-- PROMPT --
Apart from the images, reproduce all of the data word for word.
========================================================================
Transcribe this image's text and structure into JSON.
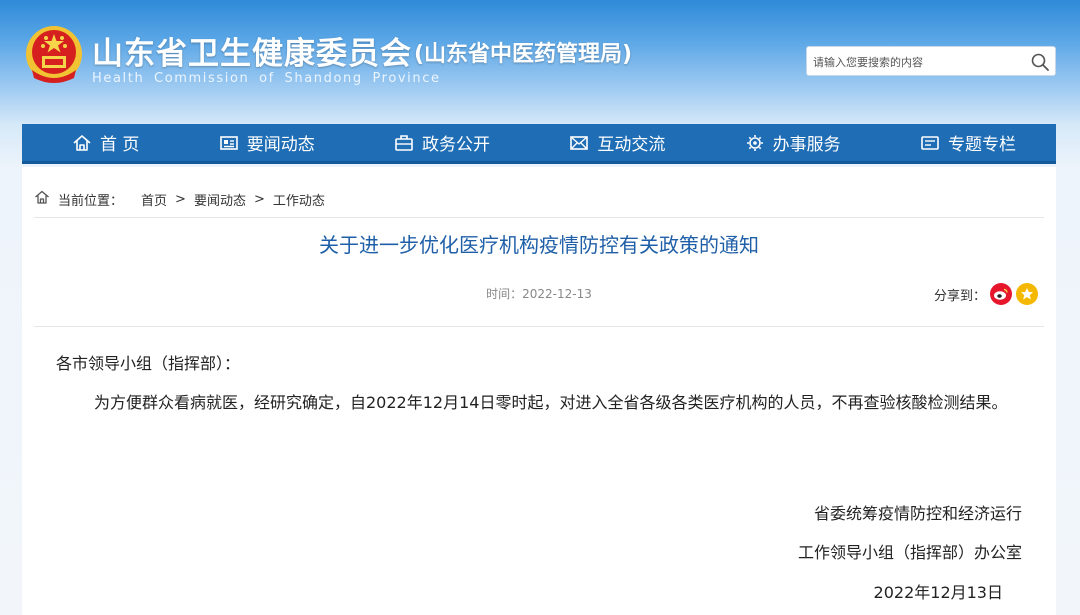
{
  "header": {
    "title": "山东省卫生健康委员会",
    "subtitle": "(山东省中医药管理局)",
    "english": "Health Commission of Shandong Province",
    "search_placeholder": "请输入您要搜索的内容"
  },
  "nav": {
    "items": [
      {
        "label": "首 页",
        "icon": "home-icon"
      },
      {
        "label": "要闻动态",
        "icon": "news-icon"
      },
      {
        "label": "政务公开",
        "icon": "briefcase-icon"
      },
      {
        "label": "互动交流",
        "icon": "interaction-icon"
      },
      {
        "label": "办事服务",
        "icon": "service-icon"
      },
      {
        "label": "专题专栏",
        "icon": "topic-icon"
      }
    ]
  },
  "breadcrumb": {
    "label": "当前位置：",
    "items": [
      "首页",
      "要闻动态",
      "工作动态"
    ],
    "separator": ">"
  },
  "article": {
    "title": "关于进一步优化医疗机构疫情防控有关政策的通知",
    "time": "时间：2022-12-13",
    "share_label": "分享到：",
    "salutation": "各市领导小组（指挥部）：",
    "body": "为方便群众看病就医，经研究确定，自2022年12月14日零时起，对进入全省各级各类医疗机构的人员，不再查验核酸检测结果。",
    "signature_line1": "省委统筹疫情防控和经济运行",
    "signature_line2": "工作领导小组（指挥部）办公室",
    "date": "2022年12月13日"
  },
  "colors": {
    "nav_bg": "#1f6db5",
    "title_color": "#1f5fa8",
    "weibo": "#e6162d",
    "favorite": "#f5b800"
  }
}
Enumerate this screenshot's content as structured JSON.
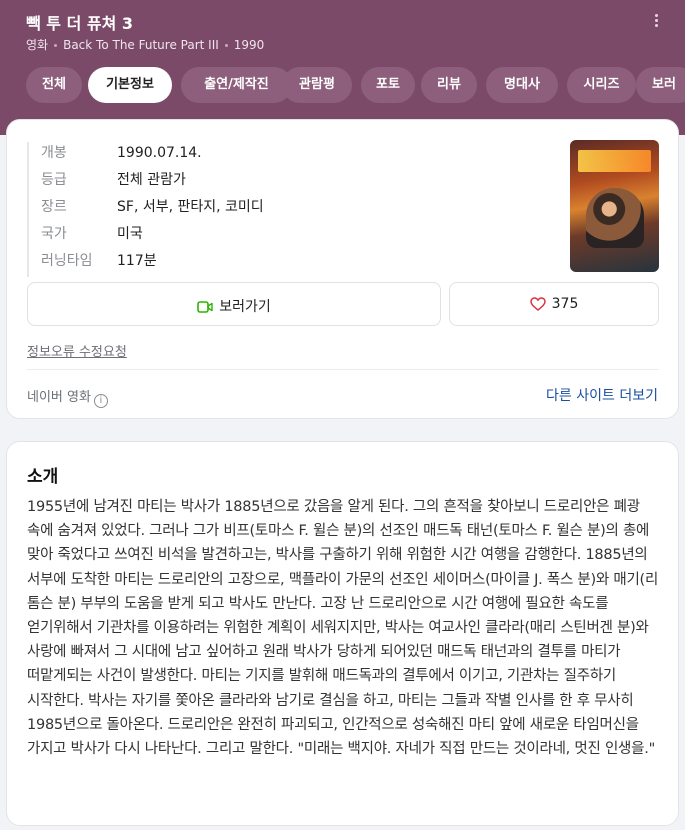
{
  "header": {
    "title": "빽 투 더 퓨쳐 3",
    "category": "영화",
    "original_title": "Back To The Future Part III",
    "year": "1990"
  },
  "tabs": [
    {
      "label": "전체",
      "active": false
    },
    {
      "label": "기본정보",
      "active": true
    },
    {
      "label": "출연/제작진",
      "active": false
    },
    {
      "label": "관람평",
      "active": false
    },
    {
      "label": "포토",
      "active": false
    },
    {
      "label": "리뷰",
      "active": false
    },
    {
      "label": "명대사",
      "active": false
    },
    {
      "label": "시리즈",
      "active": false
    },
    {
      "label": "보러",
      "active": false
    }
  ],
  "info": [
    {
      "key": "개봉",
      "value": "1990.07.14."
    },
    {
      "key": "등급",
      "value": "전체 관람가"
    },
    {
      "key": "장르",
      "value": "SF, 서부, 판타지, 코미디"
    },
    {
      "key": "국가",
      "value": "미국"
    },
    {
      "key": "러닝타임",
      "value": "117분"
    }
  ],
  "actions": {
    "watch_label": "보러가기",
    "like_count": "375"
  },
  "fix_link": "정보오류 수정요청",
  "source": {
    "label": "네이버 영화",
    "info_icon": "i",
    "other_sites": "다른 사이트 더보기"
  },
  "intro": {
    "heading": "소개",
    "text": "1955년에 남겨진 마티는 박사가 1885년으로 갔음을 알게 된다. 그의 흔적을 찾아보니 드로리안은 폐광 속에 숨겨져 있었다. 그러나 그가 비프(토마스 F. 윌슨 분)의 선조인 매드독 태넌(토마스 F. 윌슨 분)의 총에 맞아 죽었다고 쓰여진 비석을 발견하고는, 박사를 구출하기 위해 위험한 시간 여행을 감행한다. 1885년의 서부에 도착한 마티는 드로리안의 고장으로, 맥플라이 가문의 선조인 세이머스(마이클 J. 폭스 분)와 매기(리 톰슨 분) 부부의 도움을 받게 되고 박사도 만난다. 고장 난 드로리안으로 시간 여행에 필요한 속도를 얻기위해서 기관차를 이용하려는 위험한 계획이 세워지지만, 박사는 여교사인 클라라(매리 스틴버겐 분)와 사랑에 빠져서 그 시대에 남고 싶어하고 원래 박사가 당하게 되어있던 매드독 태넌과의 결투를 마티가 떠맡게되는 사건이 발생한다. 마티는 기지를 발휘해 매드독과의 결투에서 이기고, 기관차는 질주하기 시작한다. 박사는 자기를 쫓아온 클라라와 남기로 결심을 하고, 마티는 그들과 작별 인사를 한 후 무사히 1985년으로 돌아온다. 드로리안은 완전히 파괴되고, 인간적으로 성숙해진 마티 앞에 새로운 타임머신을 가지고 박사가 다시 나타난다. 그리고 말한다. \"미래는 백지야. 자네가 직접 만드는 것이라네, 멋진 인생을.\""
  },
  "colors": {
    "header_bg": "#7a4a68",
    "tab_bg": "#8d5f7c",
    "link": "#1a4fa0",
    "watch_icon": "#2db400",
    "heart_icon": "#e0303f"
  },
  "icons": [
    "more-vertical-icon",
    "video-play-icon",
    "heart-icon",
    "info-icon"
  ]
}
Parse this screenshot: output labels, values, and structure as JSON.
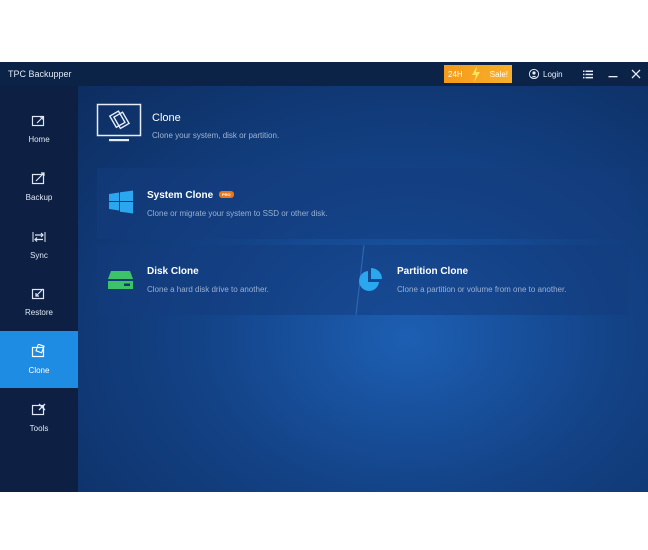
{
  "window": {
    "title": "TPC Backupper"
  },
  "titlebar": {
    "sale_left": "24H",
    "sale_right": "Sale!",
    "login_label": "Login"
  },
  "icons": {
    "menu": "menu-icon",
    "minimize": "minimize-icon",
    "close": "close-icon",
    "user": "user-icon",
    "bolt": "lightning-bolt-icon"
  },
  "sidebar": {
    "items": [
      {
        "label": "Home",
        "icon": "home-icon",
        "active": false
      },
      {
        "label": "Backup",
        "icon": "backup-icon",
        "active": false
      },
      {
        "label": "Sync",
        "icon": "sync-icon",
        "active": false
      },
      {
        "label": "Restore",
        "icon": "restore-icon",
        "active": false
      },
      {
        "label": "Clone",
        "icon": "clone-icon",
        "active": true
      },
      {
        "label": "Tools",
        "icon": "tools-icon",
        "active": false
      }
    ]
  },
  "header": {
    "title": "Clone",
    "subtitle": "Clone your system, disk or partition."
  },
  "cards": {
    "system_clone": {
      "title": "System Clone",
      "badge": "PRO",
      "desc": "Clone or migrate your system to SSD or other disk."
    },
    "disk_clone": {
      "title": "Disk Clone",
      "desc": "Clone a hard disk drive to another."
    },
    "partition_clone": {
      "title": "Partition Clone",
      "desc": "Clone a partition or volume from one to another."
    }
  },
  "colors": {
    "accent": "#1f8ce3",
    "sale": "#f59a1b",
    "pro_badge": "#e9771d",
    "sidebar_bg": "#0d2043",
    "titlebar_bg": "#0c2348",
    "disk_green": "#3cc36a",
    "windows_blue": "#2aa7ef"
  }
}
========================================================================
-- WRITTEN RESPONSE --
Transcribe this image's text and structure into JSON.
{
  "header": {
    "title": "山东省卫生健康委员会",
    "subtitle": "(山东省中医药管理局)",
    "english": "Health Commission of Shandong Province",
    "search_placeholder": "请输入您要搜索的内容"
  },
  "nav": {
    "items": [
      {
        "label": "首 页",
        "icon": "home-icon"
      },
      {
        "label": "要闻动态",
        "icon": "news-icon"
      },
      {
        "label": "政务公开",
        "icon": "briefcase-icon"
      },
      {
        "label": "互动交流",
        "icon": "interaction-icon"
      },
      {
        "label": "办事服务",
        "icon": "service-icon"
      },
      {
        "label": "专题专栏",
        "icon": "topic-icon"
      }
    ]
  },
  "breadcrumb": {
    "label": "当前位置：",
    "items": [
      "首页",
      "要闻动态",
      "工作动态"
    ],
    "separator": ">"
  },
  "article": {
    "title": "关于进一步优化医疗机构疫情防控有关政策的通知",
    "time": "时间：2022-12-13",
    "share_label": "分享到：",
    "salutation": "各市领导小组（指挥部）：",
    "body": "为方便群众看病就医，经研究确定，自2022年12月14日零时起，对进入全省各级各类医疗机构的人员，不再查验核酸检测结果。",
    "signature_line1": "省委统筹疫情防控和经济运行",
    "signature_line2": "工作领导小组（指挥部）办公室",
    "date": "2022年12月13日"
  },
  "colors": {
    "nav_bg": "#1f6db5",
    "title_color": "#1f5fa8",
    "weibo": "#e6162d",
    "favorite": "#f5b800"
  }
}
Enumerate this screenshot's content as structured JSON.
{
  "header": {
    "title": "빽 투 더 퓨쳐 3",
    "category": "영화",
    "original_title": "Back To The Future Part III",
    "year": "1990"
  },
  "tabs": [
    {
      "label": "전체",
      "active": false
    },
    {
      "label": "기본정보",
      "active": true
    },
    {
      "label": "출연/제작진",
      "active": false
    },
    {
      "label": "관람평",
      "active": false
    },
    {
      "label": "포토",
      "active": false
    },
    {
      "label": "리뷰",
      "active": false
    },
    {
      "label": "명대사",
      "active": false
    },
    {
      "label": "시리즈",
      "active": false
    },
    {
      "label": "보러",
      "active": false
    }
  ],
  "info": [
    {
      "key": "개봉",
      "value": "1990.07.14."
    },
    {
      "key": "등급",
      "value": "전체 관람가"
    },
    {
      "key": "장르",
      "value": "SF, 서부, 판타지, 코미디"
    },
    {
      "key": "국가",
      "value": "미국"
    },
    {
      "key": "러닝타임",
      "value": "117분"
    }
  ],
  "actions": {
    "watch_label": "보러가기",
    "like_count": "375"
  },
  "fix_link": "정보오류 수정요청",
  "source": {
    "label": "네이버 영화",
    "info_icon": "i",
    "other_sites": "다른 사이트 더보기"
  },
  "intro": {
    "heading": "소개",
    "text": "1955년에 남겨진 마티는 박사가 1885년으로 갔음을 알게 된다. 그의 흔적을 찾아보니 드로리안은 폐광 속에 숨겨져 있었다. 그러나 그가 비프(토마스 F. 윌슨 분)의 선조인 매드독 태넌(토마스 F. 윌슨 분)의 총에 맞아 죽었다고 쓰여진 비석을 발견하고는, 박사를 구출하기 위해 위험한 시간 여행을 감행한다. 1885년의 서부에 도착한 마티는 드로리안의 고장으로, 맥플라이 가문의 선조인 세이머스(마이클 J. 폭스 분)와 매기(리 톰슨 분) 부부의 도움을 받게 되고 박사도 만난다. 고장 난 드로리안으로 시간 여행에 필요한 속도를 얻기위해서 기관차를 이용하려는 위험한 계획이 세워지지만, 박사는 여교사인 클라라(매리 스틴버겐 분)와 사랑에 빠져서 그 시대에 남고 싶어하고 원래 박사가 당하게 되어있던 매드독 태넌과의 결투를 마티가 떠맡게되는 사건이 발생한다. 마티는 기지를 발휘해 매드독과의 결투에서 이기고, 기관차는 질주하기 시작한다. 박사는 자기를 쫓아온 클라라와 남기로 결심을 하고, 마티는 그들과 작별 인사를 한 후 무사히 1985년으로 돌아온다. 드로리안은 완전히 파괴되고, 인간적으로 성숙해진 마티 앞에 새로운 타임머신을 가지고 박사가 다시 나타난다. 그리고 말한다. \"미래는 백지야. 자네가 직접 만드는 것이라네, 멋진 인생을.\""
  },
  "colors": {
    "header_bg": "#7a4a68",
    "tab_bg": "#8d5f7c",
    "link": "#1a4fa0",
    "watch_icon": "#2db400",
    "heart_icon": "#e0303f"
  },
  "icons": [
    "more-vertical-icon",
    "video-play-icon",
    "heart-icon",
    "info-icon"
  ]
}
Parse this screenshot: output labels, values, and structure as JSON.
{
  "window": {
    "title": "TPC Backupper"
  },
  "titlebar": {
    "sale_left": "24H",
    "sale_right": "Sale!",
    "login_label": "Login"
  },
  "icons": {
    "menu": "menu-icon",
    "minimize": "minimize-icon",
    "close": "close-icon",
    "user": "user-icon",
    "bolt": "lightning-bolt-icon"
  },
  "sidebar": {
    "items": [
      {
        "label": "Home",
        "icon": "home-icon",
        "active": false
      },
      {
        "label": "Backup",
        "icon": "backup-icon",
        "active": false
      },
      {
        "label": "Sync",
        "icon": "sync-icon",
        "active": false
      },
      {
        "label": "Restore",
        "icon": "restore-icon",
        "active": false
      },
      {
        "label": "Clone",
        "icon": "clone-icon",
        "active": true
      },
      {
        "label": "Tools",
        "icon": "tools-icon",
        "active": false
      }
    ]
  },
  "header": {
    "title": "Clone",
    "subtitle": "Clone your system, disk or partition."
  },
  "cards": {
    "system_clone": {
      "title": "System Clone",
      "badge": "PRO",
      "desc": "Clone or migrate your system to SSD or other disk."
    },
    "disk_clone": {
      "title": "Disk Clone",
      "desc": "Clone a hard disk drive to another."
    },
    "partition_clone": {
      "title": "Partition Clone",
      "desc": "Clone a partition or volume from one to another."
    }
  },
  "colors": {
    "accent": "#1f8ce3",
    "sale": "#f59a1b",
    "pro_badge": "#e9771d",
    "sidebar_bg": "#0d2043",
    "titlebar_bg": "#0c2348",
    "disk_green": "#3cc36a",
    "windows_blue": "#2aa7ef"
  }
}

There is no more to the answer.